> SOURCE DATA:
>>>>

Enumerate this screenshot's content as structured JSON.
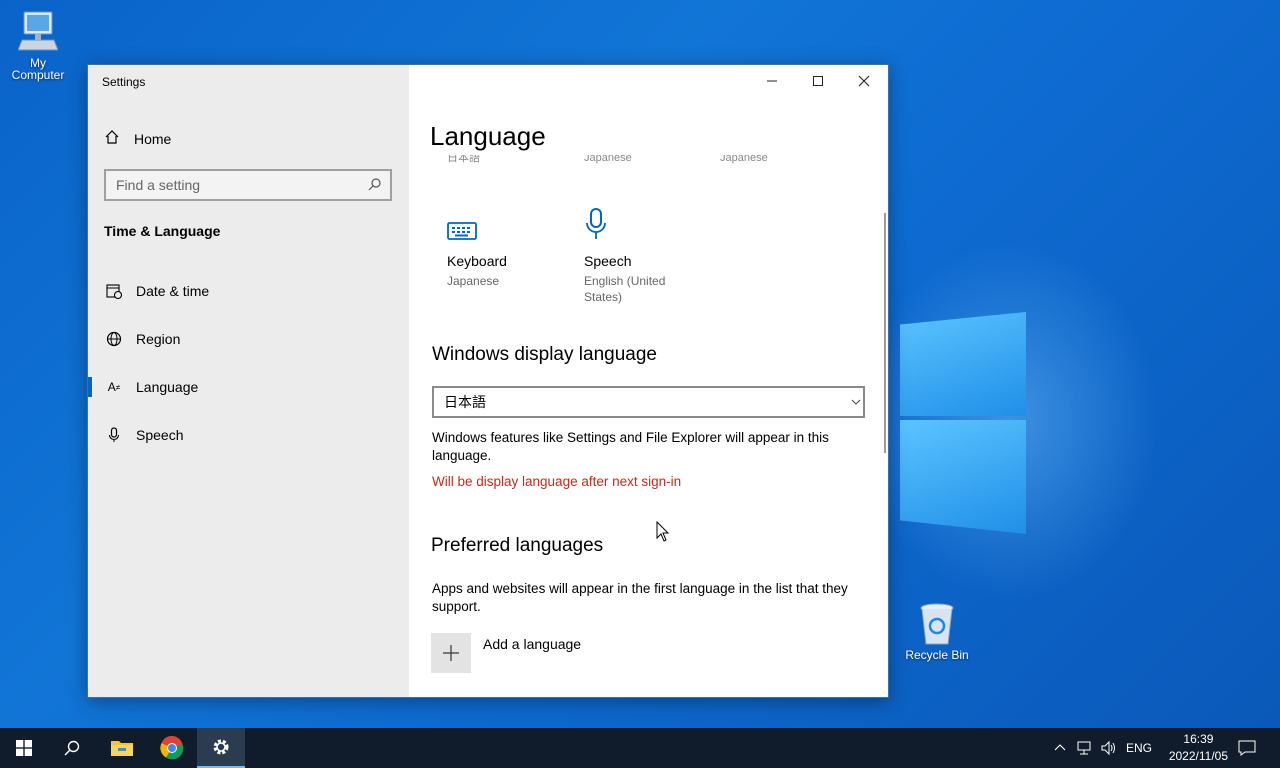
{
  "desktop": {
    "icons": [
      {
        "label_line1": "My",
        "label_line2": "Computer"
      },
      {
        "label_line1": "Recycle Bin"
      }
    ]
  },
  "window": {
    "title": "Settings",
    "sidebar": {
      "home_label": "Home",
      "search_placeholder": "Find a setting",
      "section_title": "Time & Language",
      "items": [
        {
          "label": "Date & time",
          "icon": "calendar-clock-icon"
        },
        {
          "label": "Region",
          "icon": "globe-icon"
        },
        {
          "label": "Language",
          "icon": "language-icon",
          "active": true
        },
        {
          "label": "Speech",
          "icon": "microphone-icon"
        }
      ]
    },
    "content": {
      "title": "Language",
      "cut_row": [
        "日本語",
        "Japanese",
        "Japanese"
      ],
      "features": [
        {
          "title": "Keyboard",
          "sub": "Japanese",
          "icon": "keyboard-icon"
        },
        {
          "title": "Speech",
          "sub": "English (United States)",
          "icon": "microphone-icon"
        }
      ],
      "display_language": {
        "heading": "Windows display language",
        "selected": "日本語",
        "description": "Windows features like Settings and File Explorer will appear in this language.",
        "warning": "Will be display language after next sign-in"
      },
      "preferred": {
        "heading": "Preferred languages",
        "description": "Apps and websites will appear in the first language in the list that they support.",
        "add_label": "Add a language"
      }
    }
  },
  "taskbar": {
    "language": "ENG",
    "time": "16:39",
    "date": "2022/11/05"
  },
  "colors": {
    "accent": "#0067c0",
    "warning": "#c42b1c",
    "taskbar": "#101c2c"
  }
}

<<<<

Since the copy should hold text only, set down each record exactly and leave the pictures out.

Enumerate this screenshot's content as structured JSON.
{
  "desktop": {
    "icons": [
      {
        "label_line1": "My",
        "label_line2": "Computer"
      },
      {
        "label_line1": "Recycle Bin"
      }
    ]
  },
  "window": {
    "title": "Settings",
    "sidebar": {
      "home_label": "Home",
      "search_placeholder": "Find a setting",
      "section_title": "Time & Language",
      "items": [
        {
          "label": "Date & time",
          "icon": "calendar-clock-icon"
        },
        {
          "label": "Region",
          "icon": "globe-icon"
        },
        {
          "label": "Language",
          "icon": "language-icon",
          "active": true
        },
        {
          "label": "Speech",
          "icon": "microphone-icon"
        }
      ]
    },
    "content": {
      "title": "Language",
      "cut_row": [
        "日本語",
        "Japanese",
        "Japanese"
      ],
      "features": [
        {
          "title": "Keyboard",
          "sub": "Japanese",
          "icon": "keyboard-icon"
        },
        {
          "title": "Speech",
          "sub": "English (United States)",
          "icon": "microphone-icon"
        }
      ],
      "display_language": {
        "heading": "Windows display language",
        "selected": "日本語",
        "description": "Windows features like Settings and File Explorer will appear in this language.",
        "warning": "Will be display language after next sign-in"
      },
      "preferred": {
        "heading": "Preferred languages",
        "description": "Apps and websites will appear in the first language in the list that they support.",
        "add_label": "Add a language"
      }
    }
  },
  "taskbar": {
    "language": "ENG",
    "time": "16:39",
    "date": "2022/11/05"
  },
  "colors": {
    "accent": "#0067c0",
    "warning": "#c42b1c",
    "taskbar": "#101c2c"
  }
}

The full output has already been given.